I left the restaurant hoping to understand and get more
insight, but regrettably rarely found cooperation. While I was walking back,
my hopes were raised again. I saw an old man sitting in front of another
restaurant. He was a fortuneteller who was acquainted with the transvestite
prostitutes since they had worked in the same area for a long time.
“During the day they won’t go out, but rather stay at a cheap rented
room, paying probably only 100 baht. They only start working at night,”
said the fortuneteller. He also introduced me to Pat, and I hoped that she
could help me achieve understanding.
Road, a main area where transvestite prostitutes roam.
Pat has never had gender reassignment surgery, because

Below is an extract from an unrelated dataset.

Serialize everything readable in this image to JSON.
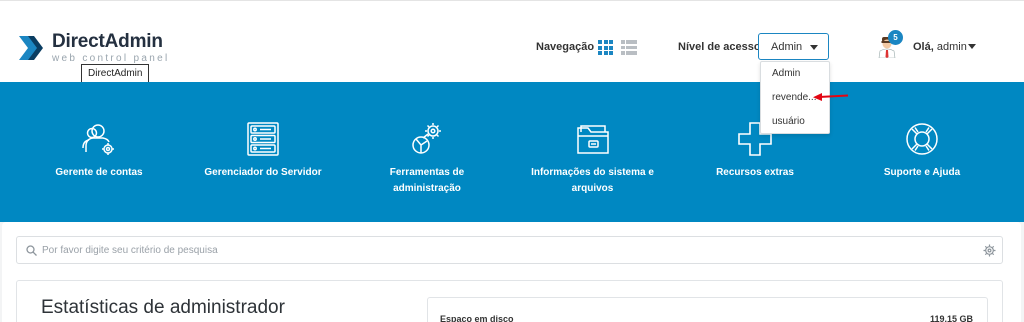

she was afraid of the pain, and didn’t want to be like her friends who
became demented after having the operation. She was 27 years old, and
probably had experienced much during her time as a transvestite.
Pat talked about her life before becoming a transvestite
prostitute, and that she had graduated from a vocational college of
hospitality. She used to work in various jobs in hotels, or in many salons
as a beautician. She found that it was not easy to express what she really
felt inside, her real identity.
fortuneteller at Thapae Gate, familiar with transvestites in this area.
As a result of that frustration, she began work at a Gay
Bar, before starting to look for customers on her own, mostly at Thapae Gate
and Loy Klor Road. Her customers were both Thai and foreigners; however,
paying a different fee: foreigners 500 baht, but Thais only 300 baht.
My next question might have shocked her but I wanted to
reflect on those aspects, and how she really felt when giving sex. She
grinned and said the feeling was really different from real women. The
sexual emotion would be aroused by the customer she liked. This, to me,
illustrated that she was not happy every time despite being paid for her
I spent about an hour talking with Pat. I asked what her
highest objective was in life. She immediately answered that she wanted to
take care of her parents as much as she could. “I have given up love, just
being a transvestite is a life of sin,” she said.
I was surprised when I was went back to my car, that
there were no transvestites left. Then I noticed that there was a white van,
approaching from Kotchasarn Road, with big letters showing “Tourist
Police”. I was confident that they must have arrested the transvestites,
and I followed the van. It stopped at the Muang District Police Station. One
of the undercover police told me they have to control them so that they do
not disturb foreign tourists, or create a bad image for Thailand. However,
after releasing them, they all went straight back to their ‘beat’. They
could do that, as they had committed only a minor crime. After paying a
small fine, they were released.
I returned home with many questions still unanswered.
Whenever the social rule limits people’s lives who are not like ordinary
people, it results in physical and mental pressure. Do they have any place
in our society? Even though it was confirmed that Thai society accepts
transvestites, and much more, it was still an ambiguous fact that they were